Gayed puts forth that we resist “the temptation to privilege … interpretive methods over others,” in order to produce a more “considerate” mind. Gayed rejects professor Howard Bloch’s assertion that “the right meaning is out there,” and, more importantly, he finds it “unsettling” that it can only be found through a specific “interpretation.”

Gayed goes on to critique Bloch’s point of a vital, singular importance of the humanities: “This, to me, reads like the very antithesis of a modern humanistic tradition which seeks a decidedly inclusive spirit.” Gayed views the humanities as a pursuit without either a definitive ends or means. His rejection of an accepted methodology goes hand in hand with his rejection with the idea of conclusive result.

Unfortunately, Gayed is spot on in stating this outlook is well within our modern humanistic tradition. But, nonetheless, we are in a disastrous state of affairs.

This tradition is one of relativism. It is one of multiculturalism. It is one where objective good is a lofty ideal opined on by great minds that we now contextualize as merely “literature” or “history.” It is one where the “inclusive spirit” is an end in itself while virtue remains an empty vessel to be filled at the whim of each respective student.

Gayed imprudently characterizes ideas to the contrary as “easy denouncements” by the intellectually lazy clutching to their axiomatic worldviews in hopes of simple answers and uncomplicated rationalizations. Gayed suggests that “perceived necessity” is the only plausible grounding for adhering strictly to a single worldview. Incontrovertible principles are multiple, equal and ultimately meaningless.

Gayed fails to recognize that we need not reinvent the wheel with every moral or virtue for them to be understood as objectively true. These assertions are not abstract or arbitrary impulses, but rather the rigorously developed products of thousands of years of human contemplation.

The intellectual hubris Gayed objects to lies not with Bloch, but with those like himself. The proper humanistic tradition is in fact one of great humility — a deference to the cumulative wisdom of mankind. It is Gayed — who rejects time-tested absolutes for widespread inclusion and tosses out centuries of labored-over methodology for a multitude of created interpretive methods — who exhibits this fatal intellectual conceit.

It is not easy, as Gayed’s line of reasoning suggests, to strive towards truth within the pillars and guideposts established by our ancestors. It is a lifelong pursuit of great difficulty and struggle. It is, though, quite easy to treat the pursuit of knowledge as a shopping mall, jumping from isle to isle, content with an individually manufactured aim removed of any objective standard.

Once one places aside the self-congratulatory indulgences that come from supreme commitments to ideological tolerance, we are left with an education system devoid of purpose. Mr. Gayed’s unyielding refusal to ever consent to denouncing something as invalid is inseparable from a tacit endorsement that nothing is.

The pursuit of truth is one of exhaustion, not creativity.

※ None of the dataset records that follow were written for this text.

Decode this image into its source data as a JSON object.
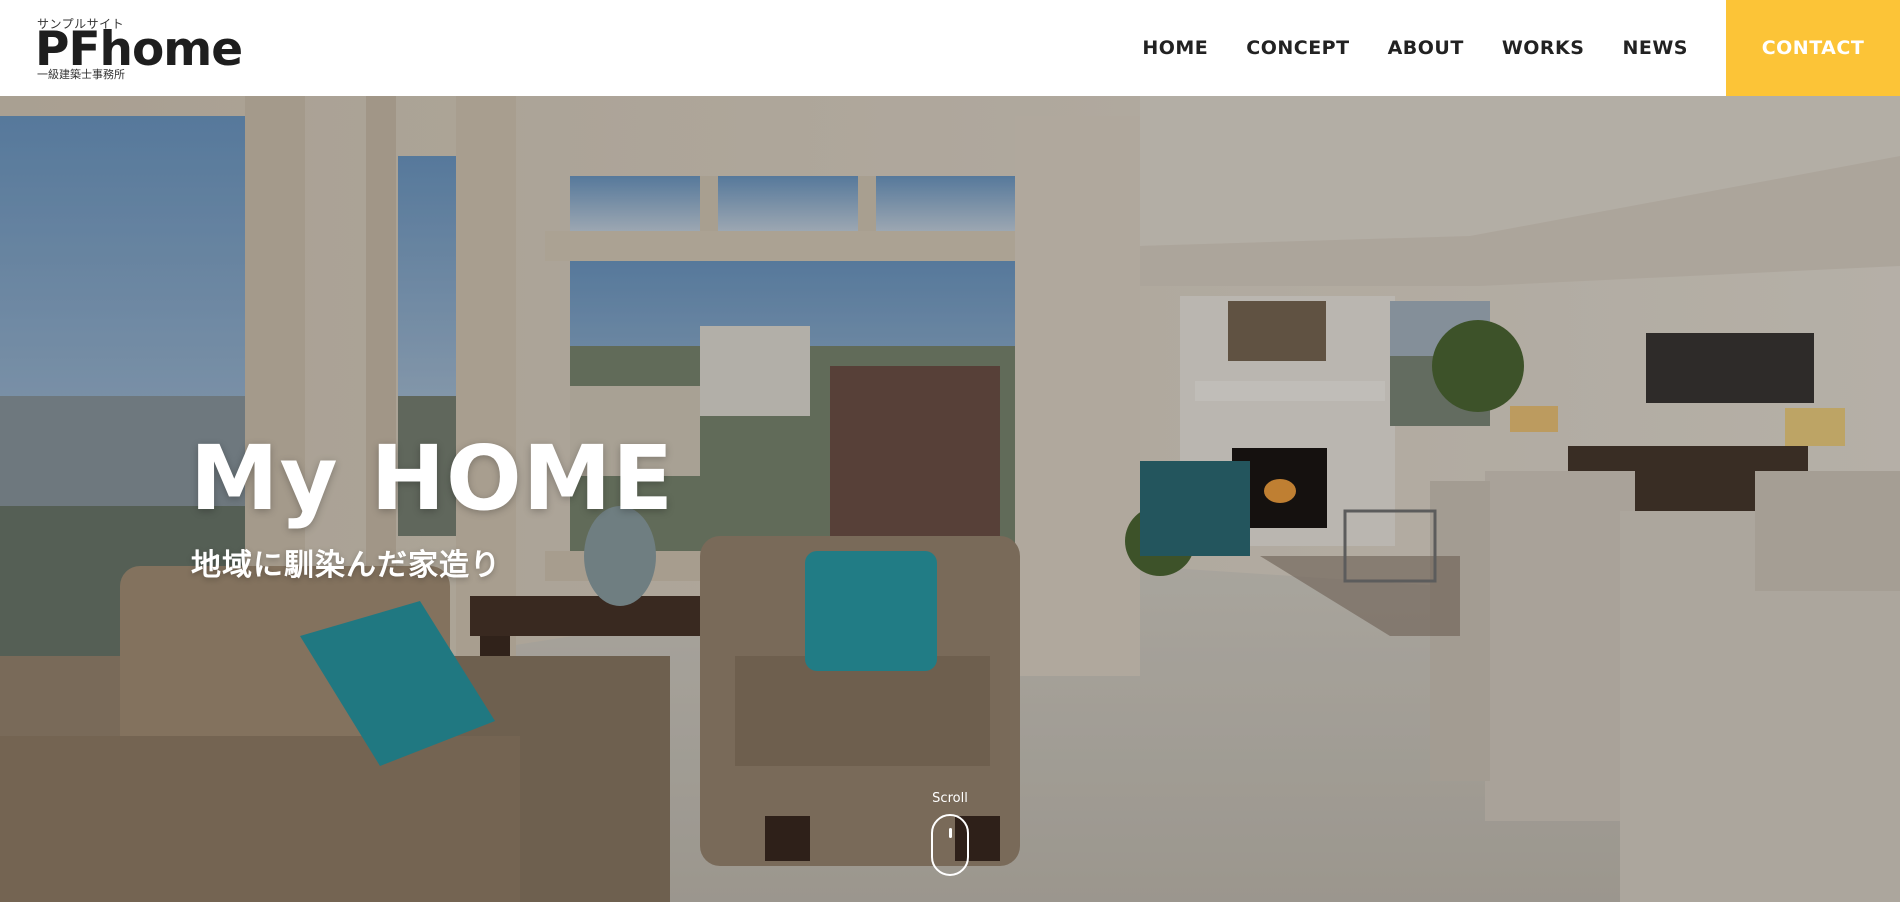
{
  "header": {
    "logo": {
      "sub": "サンプルサイト",
      "main": "PFhome",
      "caption": "一級建築士事務所"
    },
    "nav": [
      {
        "label": "HOME"
      },
      {
        "label": "CONCEPT"
      },
      {
        "label": "ABOUT"
      },
      {
        "label": "WORKS"
      },
      {
        "label": "NEWS"
      }
    ],
    "contact_label": "CONTACT"
  },
  "hero": {
    "title": "My HOME",
    "subtitle": "地域に馴染んだ家造り",
    "scroll_label": "Scroll"
  },
  "colors": {
    "accent": "#fcc437",
    "header_bg": "#ffffff",
    "nav_text": "#222222",
    "hero_text": "#ffffff"
  }
}
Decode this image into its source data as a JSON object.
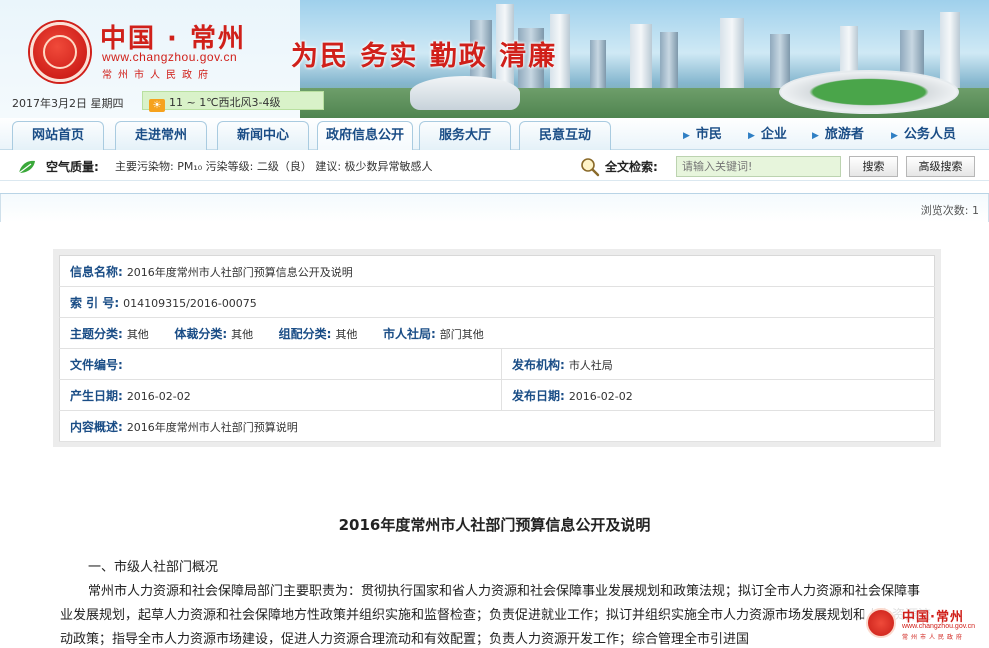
{
  "header": {
    "site_title": "中国 · 常州",
    "site_url": "www.changzhou.gov.cn",
    "site_sub": "常州市人民政府",
    "date": "2017年3月2日  星期四",
    "weather": "11 ~ 1℃西北风3-4级",
    "slogan": "为民 务实 勤政 清廉"
  },
  "nav": {
    "tabs": [
      "网站首页",
      "走进常州",
      "新闻中心",
      "政府信息公开",
      "服务大厅",
      "民意互动"
    ],
    "audiences": [
      "市民",
      "企业",
      "旅游者",
      "公务人员"
    ]
  },
  "toolbar": {
    "air_quality_label": "空气质量:",
    "air_quality_text": "主要污染物: PM₁₀ 污染等级: 二级（良） 建议: 极少数异常敏感人",
    "search_label": "全文检索:",
    "search_placeholder": "请输入关键词!",
    "search_button": "搜索",
    "advanced_button": "高级搜索"
  },
  "content": {
    "view_count": "浏览次数: 1",
    "info": {
      "name_label": "信息名称:",
      "name_value": "2016年度常州市人社部门预算信息公开及说明",
      "index_label": "索 引 号:",
      "index_value": "014109315/2016-00075",
      "topic_label": "主题分类:",
      "topic_value": "其他",
      "genre_label": "体裁分类:",
      "genre_value": "其他",
      "org_label": "组配分类:",
      "org_value": "其他",
      "bureau_label": "市人社局:",
      "bureau_value": "部门其他",
      "docno_label": "文件编号:",
      "docno_value": "",
      "publisher_label": "发布机构:",
      "publisher_value": "市人社局",
      "created_label": "产生日期:",
      "created_value": "2016-02-02",
      "published_label": "发布日期:",
      "published_value": "2016-02-02",
      "summary_label": "内容概述:",
      "summary_value": "2016年度常州市人社部门预算说明"
    },
    "doc_title": "2016年度常州市人社部门预算信息公开及说明",
    "section_1": "一、市级人社部门概况",
    "body": "常州市人力资源和社会保障局部门主要职责为：贯彻执行国家和省人力资源和社会保障事业发展规划和政策法规；拟订全市人力资源和社会保障事业发展规划，起草人力资源和社会保障地方性政策并组织实施和监督检查；负责促进就业工作；拟订并组织实施全市人力资源市场发展规划和人力资源流动政策；指导全市人力资源市场建设，促进人力资源合理流动和有效配置；负责人力资源开发工作；综合管理全市引进国"
  },
  "float_badge": {
    "title": "中国·常州",
    "url": "www.changzhou.gov.cn",
    "sub": "常州市人民政府"
  }
}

If we disregard the prescriptions and prejudices of the humanities, virtue and knowledge will be without defense to the encroaching threat of relativist-driven nihilism.

Humanities can be treated as universally applicable because they deal with transcendent truths — truths that don’t just transcend cultures, but those that are beyond our physical world. Here lies their superiority to the sciences and here lies their vital necessity.

American higher education has long perverted the true meaning of a liberal arts education. A true liberal arts education is not the opportunity to choose between various interests and perspectives, each equal in merit and value in their own way, but the duty to learn how to live within the decided moral responsibilities inherent to being a free man. This is impossible without absolutes, in both ends and means, cultivated by the humanities.

If Mr. Gayed’s school of thought equalizing the humanities as a study prevails, it will, intentionally or not, rob Yale of the opportunity to genuinely ever again ground itself in light or truth.

Harry Graver is a sophomore in Davenport College. Contact him at